WHAT YOU ARE ASKED TO DO -
Every entry is to be copied exactly as written, and the pictures are to be skipped.

LISTED ENTRIES -
_ _ _ _ _

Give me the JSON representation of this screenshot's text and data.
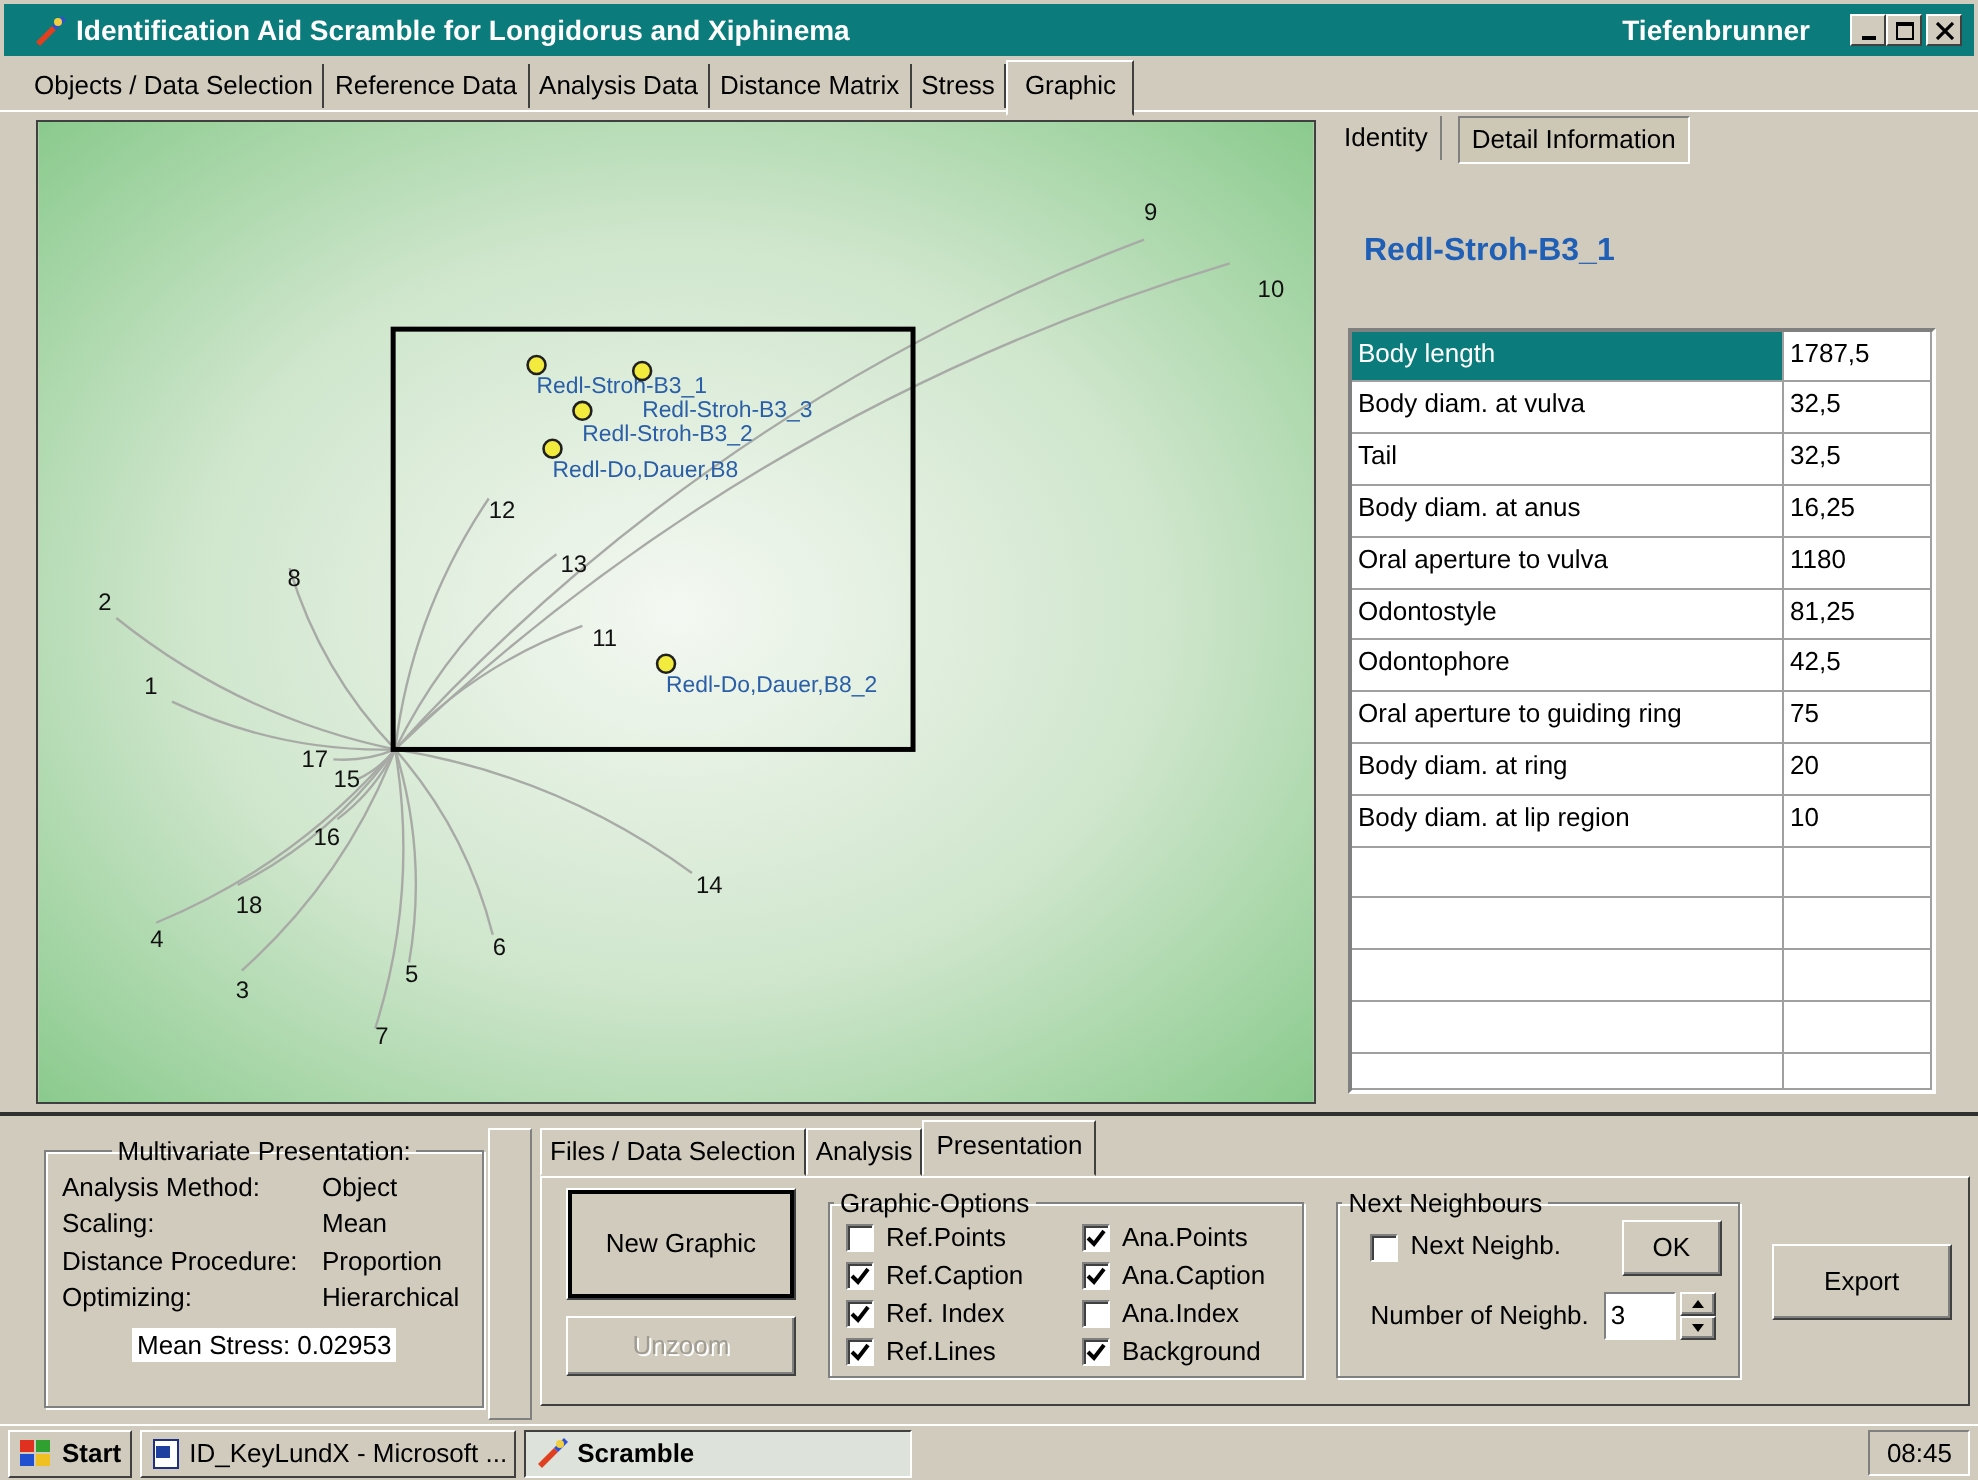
{
  "window": {
    "title": "Identification Aid Scramble for Longidorus and Xiphinema",
    "user": "Tiefenbrunner"
  },
  "tabs": [
    {
      "label": "Objects / Data Selection",
      "selected": false
    },
    {
      "label": "Reference Data",
      "selected": false
    },
    {
      "label": "Analysis Data",
      "selected": false
    },
    {
      "label": "Distance Matrix",
      "selected": false
    },
    {
      "label": "Stress",
      "selected": false
    },
    {
      "label": "Graphic",
      "selected": true
    }
  ],
  "graphic": {
    "reference_points": [
      "1",
      "2",
      "3",
      "4",
      "5",
      "6",
      "7",
      "8",
      "9",
      "10",
      "11",
      "12",
      "13",
      "14",
      "15",
      "16",
      "17",
      "18"
    ],
    "analysis_points": [
      "Redl-Stroh-B3_1",
      "Redl-Stroh-B3_3",
      "Redl-Stroh-B3_2",
      "Redl-Do,Dauer,B8",
      "Redl-Do,Dauer,B8_2"
    ]
  },
  "detail": {
    "tabs": [
      {
        "label": "Identity",
        "selected": false
      },
      {
        "label": "Detail Information",
        "selected": true
      }
    ],
    "title": "Redl-Stroh-B3_1",
    "rows": [
      {
        "name": "Body length",
        "value": "1787,5",
        "selected": true
      },
      {
        "name": "Body diam. at vulva",
        "value": "32,5",
        "selected": false
      },
      {
        "name": "Tail",
        "value": "32,5",
        "selected": false
      },
      {
        "name": "Body diam. at anus",
        "value": "16,25",
        "selected": false
      },
      {
        "name": "Oral aperture to vulva",
        "value": "1180",
        "selected": false
      },
      {
        "name": "Odontostyle",
        "value": "81,25",
        "selected": false
      },
      {
        "name": "Odontophore",
        "value": "42,5",
        "selected": false
      },
      {
        "name": "Oral aperture to guiding ring",
        "value": "75",
        "selected": false
      },
      {
        "name": "Body diam. at ring",
        "value": "20",
        "selected": false
      },
      {
        "name": "Body diam. at lip region",
        "value": "10",
        "selected": false
      }
    ]
  },
  "multivariate": {
    "title": "Multivariate Presentation:",
    "fields": [
      {
        "label": "Analysis Method:",
        "value": "Object"
      },
      {
        "label": "Scaling:",
        "value": "Mean"
      },
      {
        "label": "Distance Procedure:",
        "value": "Proportion"
      },
      {
        "label": "Optimizing:",
        "value": "Hierarchical"
      }
    ],
    "mean_stress": "Mean Stress: 0.02953"
  },
  "bottom_tabs": [
    {
      "label": "Files / Data Selection",
      "selected": false
    },
    {
      "label": "Analysis",
      "selected": false
    },
    {
      "label": "Presentation",
      "selected": true
    }
  ],
  "new_graphic": {
    "label": "New Graphic",
    "disabled": false
  },
  "unzoom": {
    "label": "Unzoom",
    "disabled": true
  },
  "graphic_options": {
    "title": "Graphic-Options",
    "options": [
      {
        "label": "Ref.Points",
        "checked": false
      },
      {
        "label": "Ref.Caption",
        "checked": true
      },
      {
        "label": "Ref. Index",
        "checked": true
      },
      {
        "label": "Ref.Lines",
        "checked": true
      },
      {
        "label": "Ana.Points",
        "checked": true
      },
      {
        "label": "Ana.Caption",
        "checked": true
      },
      {
        "label": "Ana.Index",
        "checked": false
      },
      {
        "label": "Background",
        "checked": true
      }
    ]
  },
  "next_neighbours": {
    "title": "Next Neighbours",
    "checkbox": {
      "label": "Next Neighb.",
      "checked": false
    },
    "ok": "OK",
    "count_label": "Number of Neighb.",
    "count": "3"
  },
  "export": "Export",
  "taskbar": {
    "start": "Start",
    "tasks": [
      {
        "label": "ID_KeyLundX - Microsoft ...",
        "selected": false
      },
      {
        "label": "Scramble",
        "selected": true
      }
    ],
    "clock": "08:45"
  }
}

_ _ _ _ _

WRITTEN REPLY -
Give me the JSON representation of this screenshot's text and data.
{
  "window": {
    "title": "Identification Aid Scramble for Longidorus and Xiphinema",
    "user": "Tiefenbrunner"
  },
  "tabs": [
    {
      "label": "Objects / Data Selection",
      "selected": false
    },
    {
      "label": "Reference Data",
      "selected": false
    },
    {
      "label": "Analysis Data",
      "selected": false
    },
    {
      "label": "Distance Matrix",
      "selected": false
    },
    {
      "label": "Stress",
      "selected": false
    },
    {
      "label": "Graphic",
      "selected": true
    }
  ],
  "graphic": {
    "reference_points": [
      "1",
      "2",
      "3",
      "4",
      "5",
      "6",
      "7",
      "8",
      "9",
      "10",
      "11",
      "12",
      "13",
      "14",
      "15",
      "16",
      "17",
      "18"
    ],
    "analysis_points": [
      "Redl-Stroh-B3_1",
      "Redl-Stroh-B3_3",
      "Redl-Stroh-B3_2",
      "Redl-Do,Dauer,B8",
      "Redl-Do,Dauer,B8_2"
    ]
  },
  "detail": {
    "tabs": [
      {
        "label": "Identity",
        "selected": false
      },
      {
        "label": "Detail Information",
        "selected": true
      }
    ],
    "title": "Redl-Stroh-B3_1",
    "rows": [
      {
        "name": "Body length",
        "value": "1787,5",
        "selected": true
      },
      {
        "name": "Body diam. at vulva",
        "value": "32,5",
        "selected": false
      },
      {
        "name": "Tail",
        "value": "32,5",
        "selected": false
      },
      {
        "name": "Body diam. at anus",
        "value": "16,25",
        "selected": false
      },
      {
        "name": "Oral aperture to vulva",
        "value": "1180",
        "selected": false
      },
      {
        "name": "Odontostyle",
        "value": "81,25",
        "selected": false
      },
      {
        "name": "Odontophore",
        "value": "42,5",
        "selected": false
      },
      {
        "name": "Oral aperture to guiding ring",
        "value": "75",
        "selected": false
      },
      {
        "name": "Body diam. at ring",
        "value": "20",
        "selected": false
      },
      {
        "name": "Body diam. at lip region",
        "value": "10",
        "selected": false
      }
    ]
  },
  "multivariate": {
    "title": "Multivariate Presentation:",
    "fields": [
      {
        "label": "Analysis Method:",
        "value": "Object"
      },
      {
        "label": "Scaling:",
        "value": "Mean"
      },
      {
        "label": "Distance Procedure:",
        "value": "Proportion"
      },
      {
        "label": "Optimizing:",
        "value": "Hierarchical"
      }
    ],
    "mean_stress": "Mean Stress: 0.02953"
  },
  "bottom_tabs": [
    {
      "label": "Files / Data Selection",
      "selected": false
    },
    {
      "label": "Analysis",
      "selected": false
    },
    {
      "label": "Presentation",
      "selected": true
    }
  ],
  "new_graphic": {
    "label": "New Graphic",
    "disabled": false
  },
  "unzoom": {
    "label": "Unzoom",
    "disabled": true
  },
  "graphic_options": {
    "title": "Graphic-Options",
    "options": [
      {
        "label": "Ref.Points",
        "checked": false
      },
      {
        "label": "Ref.Caption",
        "checked": true
      },
      {
        "label": "Ref. Index",
        "checked": true
      },
      {
        "label": "Ref.Lines",
        "checked": true
      },
      {
        "label": "Ana.Points",
        "checked": true
      },
      {
        "label": "Ana.Caption",
        "checked": true
      },
      {
        "label": "Ana.Index",
        "checked": false
      },
      {
        "label": "Background",
        "checked": true
      }
    ]
  },
  "next_neighbours": {
    "title": "Next Neighbours",
    "checkbox": {
      "label": "Next Neighb.",
      "checked": false
    },
    "ok": "OK",
    "count_label": "Number of Neighb.",
    "count": "3"
  },
  "export": "Export",
  "taskbar": {
    "start": "Start",
    "tasks": [
      {
        "label": "ID_KeyLundX - Microsoft ...",
        "selected": false
      },
      {
        "label": "Scramble",
        "selected": true
      }
    ],
    "clock": "08:45"
  }
}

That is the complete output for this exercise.